Chapter activists David Bennett and David Cherkewski presented to the Board.

April 25, 2017

A letter I sent to the organizers of the Citizens’ Process at the World Water Forum, April 25, 2017.

A few weeks ago, I received an invitation to participate in the preparatory meeting for the World Water Forum’s “Citizens’ Process” that is taking place today, April 25 in Brazilia. I understand that this meeting is part of the World Water Council’s effort to coordinate global civil society organizations in advance of the World Water Forum taking place in 2018 in Brazil.

I am writing to explain why I and the undersigned organizations will not be accepting the invitation to participate at this meeting or in any future process associated with the World Water Forum.

As global water justice organizations, we have long opposed the role of the World Water Forum in promoting the privatization and commodification of water. The World Water Forum is not a legitimate policymaking space. It is a corporate trade show organized by the World Water Council – a multi-stakeholder consortium promoting solutions to the water crisis that serve the interests of multinational corporations.

April 25, 2017

Guelph chapter activist Richard Chaloner speaks against online voting at Guelph Committee of the Whole meeting, April 3, 2017.

The Council of Canadians Guelph chapter is celebrating the defeat of the use of online voting in next year's municipal election in their community.

Guelph Today reports, "Guelph City Council has officially rejected online voting for the next municipal election. At a meeting that started Monday [April 24] night and lasted over six hours, council voted 7-6 against a motion to have online voting available for the advance polls in 2018."

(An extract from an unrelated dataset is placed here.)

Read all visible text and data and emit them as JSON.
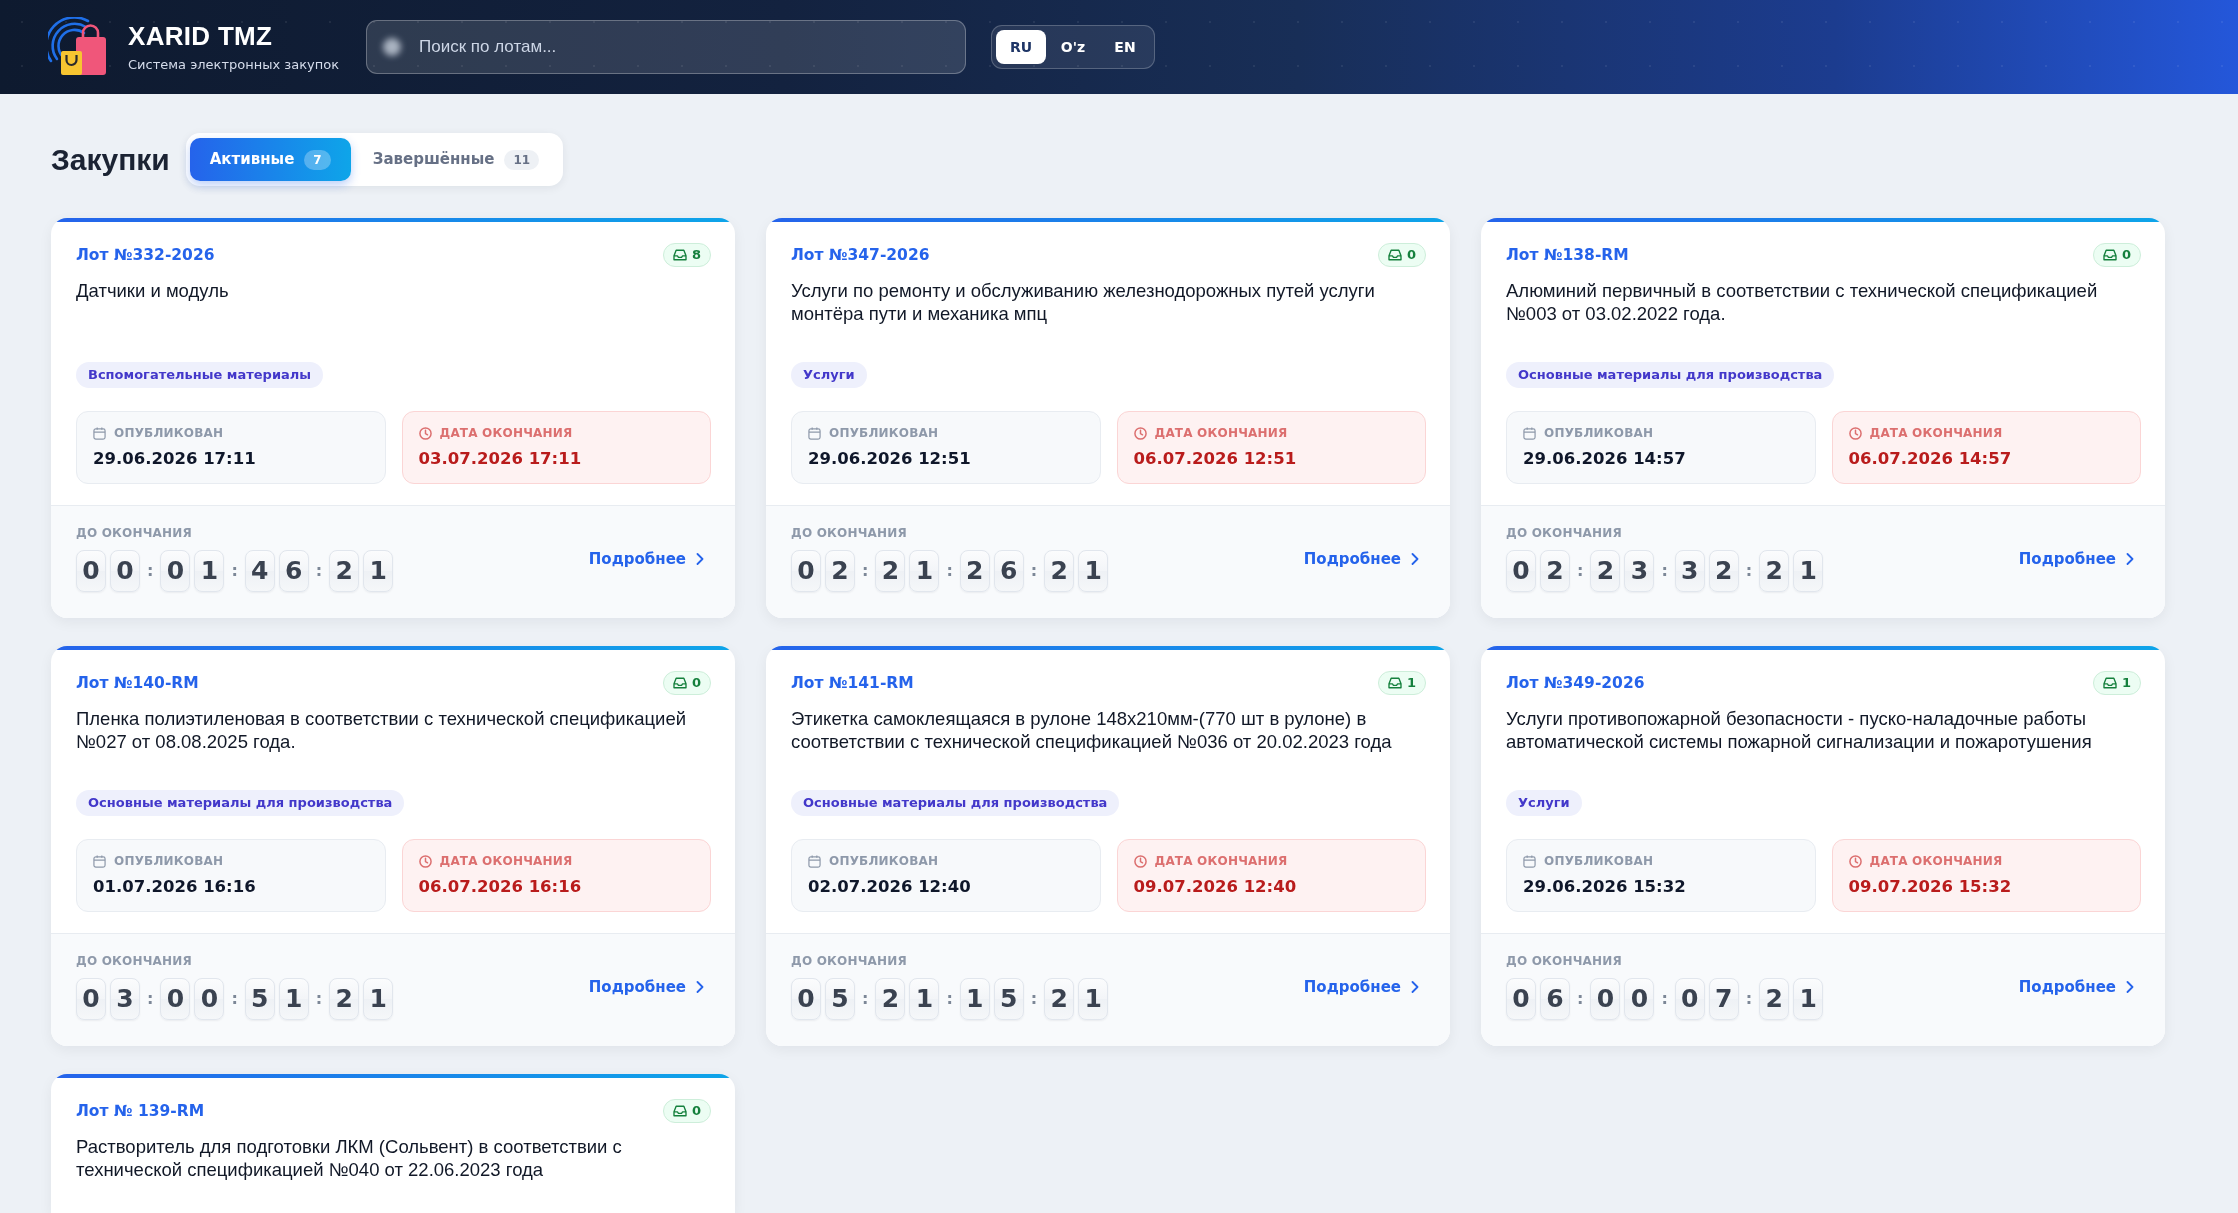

That article highlights, "Monday’s meeting included 15 delegates, 13 of them speaking against online voting at this point."

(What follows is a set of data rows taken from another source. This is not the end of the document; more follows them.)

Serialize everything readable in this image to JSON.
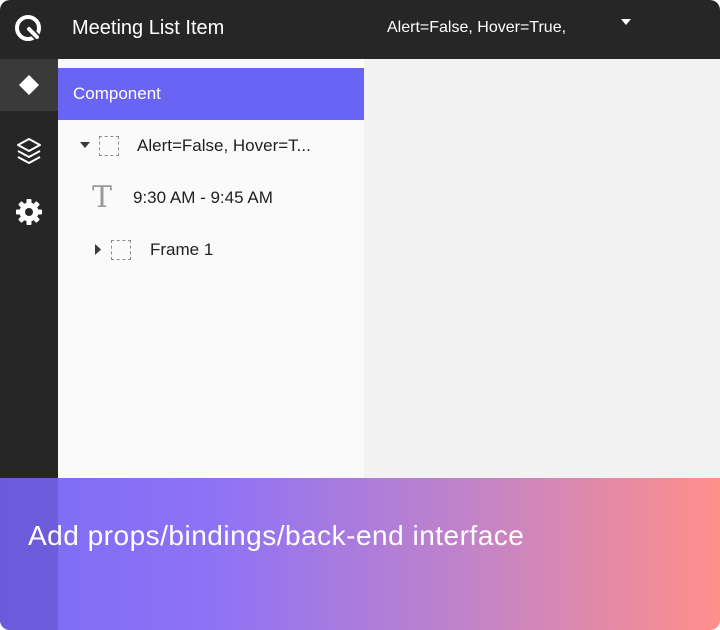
{
  "app": {
    "title": "Meeting List Item",
    "variant_selector": "Alert=False, Hover=True,"
  },
  "rail": {
    "items": [
      {
        "icon": "diamond-icon",
        "active": true
      },
      {
        "icon": "layers-icon",
        "active": false
      },
      {
        "icon": "gear-icon",
        "active": false
      }
    ]
  },
  "panel": {
    "header": "Component",
    "tree": [
      {
        "label": "Alert=False, Hover=T...",
        "type": "frame",
        "expanded": true
      },
      {
        "label": "9:30 AM - 9:45 AM",
        "type": "text"
      },
      {
        "label": "Frame 1",
        "type": "frame",
        "expanded": false
      }
    ]
  },
  "banner": {
    "text": "Add props/bindings/back-end interface"
  },
  "colors": {
    "topbar": "#262626",
    "accent": "#6a64f5",
    "gradient_start": "#7b6cf6",
    "gradient_end": "#ff8f8a"
  }
}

Chapter activist Norah Chaloner tells us, "Several Council of Canadians members wrote letters and made delegations at this meeting." Overall, more than 290 emails were sent to city councillors on this issue.

At the City Council meeting last night, chapter activist Lin Grist told councillors, “Voting in an election is not like shopping for groceries."